> [Problem]: Please give back the listing exactly as it reads.

> [Given data]:
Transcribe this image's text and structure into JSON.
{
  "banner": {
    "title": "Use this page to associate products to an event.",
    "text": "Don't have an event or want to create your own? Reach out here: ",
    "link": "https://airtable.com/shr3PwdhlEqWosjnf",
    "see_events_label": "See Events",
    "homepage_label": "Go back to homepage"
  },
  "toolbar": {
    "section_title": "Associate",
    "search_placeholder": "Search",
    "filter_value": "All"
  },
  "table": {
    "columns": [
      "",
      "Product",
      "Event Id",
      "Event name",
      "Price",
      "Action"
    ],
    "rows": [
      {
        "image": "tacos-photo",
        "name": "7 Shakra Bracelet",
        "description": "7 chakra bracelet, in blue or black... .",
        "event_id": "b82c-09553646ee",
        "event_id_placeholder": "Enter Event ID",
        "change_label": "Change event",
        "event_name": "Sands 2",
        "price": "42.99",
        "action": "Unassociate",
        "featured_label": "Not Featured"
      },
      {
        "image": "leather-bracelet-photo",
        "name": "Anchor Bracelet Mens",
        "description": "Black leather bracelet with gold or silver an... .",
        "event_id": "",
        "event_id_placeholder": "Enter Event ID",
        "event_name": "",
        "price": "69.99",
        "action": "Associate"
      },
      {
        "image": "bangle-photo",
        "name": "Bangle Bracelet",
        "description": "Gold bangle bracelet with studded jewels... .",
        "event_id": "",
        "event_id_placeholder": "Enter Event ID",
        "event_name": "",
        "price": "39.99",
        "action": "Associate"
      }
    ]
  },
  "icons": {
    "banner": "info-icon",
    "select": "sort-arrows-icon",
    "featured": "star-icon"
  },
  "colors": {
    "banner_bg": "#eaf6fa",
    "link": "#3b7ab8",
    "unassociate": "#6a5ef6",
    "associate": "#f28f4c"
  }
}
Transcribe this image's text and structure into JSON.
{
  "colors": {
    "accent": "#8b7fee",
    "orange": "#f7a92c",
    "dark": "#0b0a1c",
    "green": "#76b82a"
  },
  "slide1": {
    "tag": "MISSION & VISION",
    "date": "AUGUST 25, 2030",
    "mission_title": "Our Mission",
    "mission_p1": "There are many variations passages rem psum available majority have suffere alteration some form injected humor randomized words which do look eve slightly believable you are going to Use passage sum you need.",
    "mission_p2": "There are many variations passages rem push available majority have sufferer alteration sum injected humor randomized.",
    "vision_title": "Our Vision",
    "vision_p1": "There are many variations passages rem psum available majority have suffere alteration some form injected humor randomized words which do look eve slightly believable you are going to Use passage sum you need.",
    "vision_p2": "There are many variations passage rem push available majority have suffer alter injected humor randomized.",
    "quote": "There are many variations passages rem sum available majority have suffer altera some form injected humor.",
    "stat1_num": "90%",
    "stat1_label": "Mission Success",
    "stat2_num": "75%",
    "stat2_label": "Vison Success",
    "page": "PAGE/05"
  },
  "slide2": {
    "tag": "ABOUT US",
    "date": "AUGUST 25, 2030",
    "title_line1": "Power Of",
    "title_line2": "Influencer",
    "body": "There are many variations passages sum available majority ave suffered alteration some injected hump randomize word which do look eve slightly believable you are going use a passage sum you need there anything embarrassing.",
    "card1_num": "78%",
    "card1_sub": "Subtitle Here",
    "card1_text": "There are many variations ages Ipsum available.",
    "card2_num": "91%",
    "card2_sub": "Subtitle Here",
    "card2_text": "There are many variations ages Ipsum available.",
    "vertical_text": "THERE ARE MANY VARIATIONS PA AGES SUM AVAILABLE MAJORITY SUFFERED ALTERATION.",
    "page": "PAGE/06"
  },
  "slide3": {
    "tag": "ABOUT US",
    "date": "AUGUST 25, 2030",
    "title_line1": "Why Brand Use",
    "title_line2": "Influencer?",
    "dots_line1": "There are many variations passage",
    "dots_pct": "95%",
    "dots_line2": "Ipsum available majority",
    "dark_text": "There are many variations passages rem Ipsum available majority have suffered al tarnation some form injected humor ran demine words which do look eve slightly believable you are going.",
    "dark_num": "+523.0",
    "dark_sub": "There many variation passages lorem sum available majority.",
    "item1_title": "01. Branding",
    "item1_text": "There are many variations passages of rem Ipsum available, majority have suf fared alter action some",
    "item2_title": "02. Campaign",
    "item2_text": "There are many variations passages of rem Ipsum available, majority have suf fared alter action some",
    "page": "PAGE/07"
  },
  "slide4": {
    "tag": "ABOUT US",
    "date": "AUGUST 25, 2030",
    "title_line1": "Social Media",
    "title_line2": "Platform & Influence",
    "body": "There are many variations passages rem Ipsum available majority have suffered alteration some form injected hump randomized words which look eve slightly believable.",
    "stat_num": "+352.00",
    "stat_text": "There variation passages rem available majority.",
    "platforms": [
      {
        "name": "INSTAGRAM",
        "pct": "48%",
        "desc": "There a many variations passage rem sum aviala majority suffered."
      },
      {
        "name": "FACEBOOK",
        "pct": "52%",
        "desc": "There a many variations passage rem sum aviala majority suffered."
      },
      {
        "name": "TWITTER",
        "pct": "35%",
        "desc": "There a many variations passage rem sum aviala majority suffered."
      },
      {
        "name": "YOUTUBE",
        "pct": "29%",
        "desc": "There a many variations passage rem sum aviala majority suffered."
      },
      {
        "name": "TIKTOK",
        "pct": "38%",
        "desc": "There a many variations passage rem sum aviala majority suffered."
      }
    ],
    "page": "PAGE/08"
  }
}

> [Result of the exercise]:
Transcribe this image's text and structure into JSON.
{
  "banner": {
    "title": "Use this page to associate products to an event.",
    "text": "Don't have an event or want to create your own? Reach out here: ",
    "link": "https://airtable.com/shr3PwdhlEqWosjnf",
    "see_events_label": "See Events",
    "homepage_label": "Go back to homepage"
  },
  "toolbar": {
    "section_title": "Associate",
    "search_placeholder": "Search",
    "filter_value": "All"
  },
  "table": {
    "columns": [
      "",
      "Product",
      "Event Id",
      "Event name",
      "Price",
      "Action"
    ],
    "rows": [
      {
        "image": "tacos-photo",
        "name": "7 Shakra Bracelet",
        "description": "7 chakra bracelet, in blue or black... .",
        "event_id": "b82c-09553646ee",
        "event_id_placeholder": "Enter Event ID",
        "change_label": "Change event",
        "event_name": "Sands 2",
        "price": "42.99",
        "action": "Unassociate",
        "featured_label": "Not Featured"
      },
      {
        "image": "leather-bracelet-photo",
        "name": "Anchor Bracelet Mens",
        "description": "Black leather bracelet with gold or silver an... .",
        "event_id": "",
        "event_id_placeholder": "Enter Event ID",
        "event_name": "",
        "price": "69.99",
        "action": "Associate"
      },
      {
        "image": "bangle-photo",
        "name": "Bangle Bracelet",
        "description": "Gold bangle bracelet with studded jewels... .",
        "event_id": "",
        "event_id_placeholder": "Enter Event ID",
        "event_name": "",
        "price": "39.99",
        "action": "Associate"
      }
    ]
  },
  "icons": {
    "banner": "info-icon",
    "select": "sort-arrows-icon",
    "featured": "star-icon"
  },
  "colors": {
    "banner_bg": "#eaf6fa",
    "link": "#3b7ab8",
    "unassociate": "#6a5ef6",
    "associate": "#f28f4c"
  }
}
Transcribe this image's text and structure into JSON.
{
  "colors": {
    "accent": "#8b7fee",
    "orange": "#f7a92c",
    "dark": "#0b0a1c",
    "green": "#76b82a"
  },
  "slide1": {
    "tag": "MISSION & VISION",
    "date": "AUGUST 25, 2030",
    "mission_title": "Our Mission",
    "mission_p1": "There are many variations passages rem psum available majority have suffere alteration some form injected humor randomized words which do look eve slightly believable you are going to Use passage sum you need.",
    "mission_p2": "There are many variations passages rem push available majority have sufferer alteration sum injected humor randomized.",
    "vision_title": "Our Vision",
    "vision_p1": "There are many variations passages rem psum available majority have suffere alteration some form injected humor randomized words which do look eve slightly believable you are going to Use passage sum you need.",
    "vision_p2": "There are many variations passage rem push available majority have suffer alter injected humor randomized.",
    "quote": "There are many variations passages rem sum available majority have suffer altera some form injected humor.",
    "stat1_num": "90%",
    "stat1_label": "Mission Success",
    "stat2_num": "75%",
    "stat2_label": "Vison Success",
    "page": "PAGE/05"
  },
  "slide2": {
    "tag": "ABOUT US",
    "date": "AUGUST 25, 2030",
    "title_line1": "Power Of",
    "title_line2": "Influencer",
    "body": "There are many variations passages sum available majority ave suffered alteration some injected hump randomize word which do look eve slightly believable you are going use a passage sum you need there anything embarrassing.",
    "card1_num": "78%",
    "card1_sub": "Subtitle Here",
    "card1_text": "There are many variations ages Ipsum available.",
    "card2_num": "91%",
    "card2_sub": "Subtitle Here",
    "card2_text": "There are many variations ages Ipsum available.",
    "vertical_text": "THERE ARE MANY VARIATIONS PA AGES SUM AVAILABLE MAJORITY SUFFERED ALTERATION.",
    "page": "PAGE/06"
  },
  "slide3": {
    "tag": "ABOUT US",
    "date": "AUGUST 25, 2030",
    "title_line1": "Why Brand Use",
    "title_line2": "Influencer?",
    "dots_line1": "There are many variations passage",
    "dots_pct": "95%",
    "dots_line2": "Ipsum available majority",
    "dark_text": "There are many variations passages rem Ipsum available majority have suffered al tarnation some form injected humor ran demine words which do look eve slightly believable you are going.",
    "dark_num": "+523.0",
    "dark_sub": "There many variation passages lorem sum available majority.",
    "item1_title": "01. Branding",
    "item1_text": "There are many variations passages of rem Ipsum available, majority have suf fared alter action some",
    "item2_title": "02. Campaign",
    "item2_text": "There are many variations passages of rem Ipsum available, majority have suf fared alter action some",
    "page": "PAGE/07"
  },
  "slide4": {
    "tag": "ABOUT US",
    "date": "AUGUST 25, 2030",
    "title_line1": "Social Media",
    "title_line2": "Platform & Influence",
    "body": "There are many variations passages rem Ipsum available majority have suffered alteration some form injected hump randomized words which look eve slightly believable.",
    "stat_num": "+352.00",
    "stat_text": "There variation passages rem available majority.",
    "platforms": [
      {
        "name": "INSTAGRAM",
        "pct": "48%",
        "desc": "There a many variations passage rem sum aviala majority suffered."
      },
      {
        "name": "FACEBOOK",
        "pct": "52%",
        "desc": "There a many variations passage rem sum aviala majority suffered."
      },
      {
        "name": "TWITTER",
        "pct": "35%",
        "desc": "There a many variations passage rem sum aviala majority suffered."
      },
      {
        "name": "YOUTUBE",
        "pct": "29%",
        "desc": "There a many variations passage rem sum aviala majority suffered."
      },
      {
        "name": "TIKTOK",
        "pct": "38%",
        "desc": "There a many variations passage rem sum aviala majority suffered."
      }
    ],
    "page": "PAGE/08"
  }
}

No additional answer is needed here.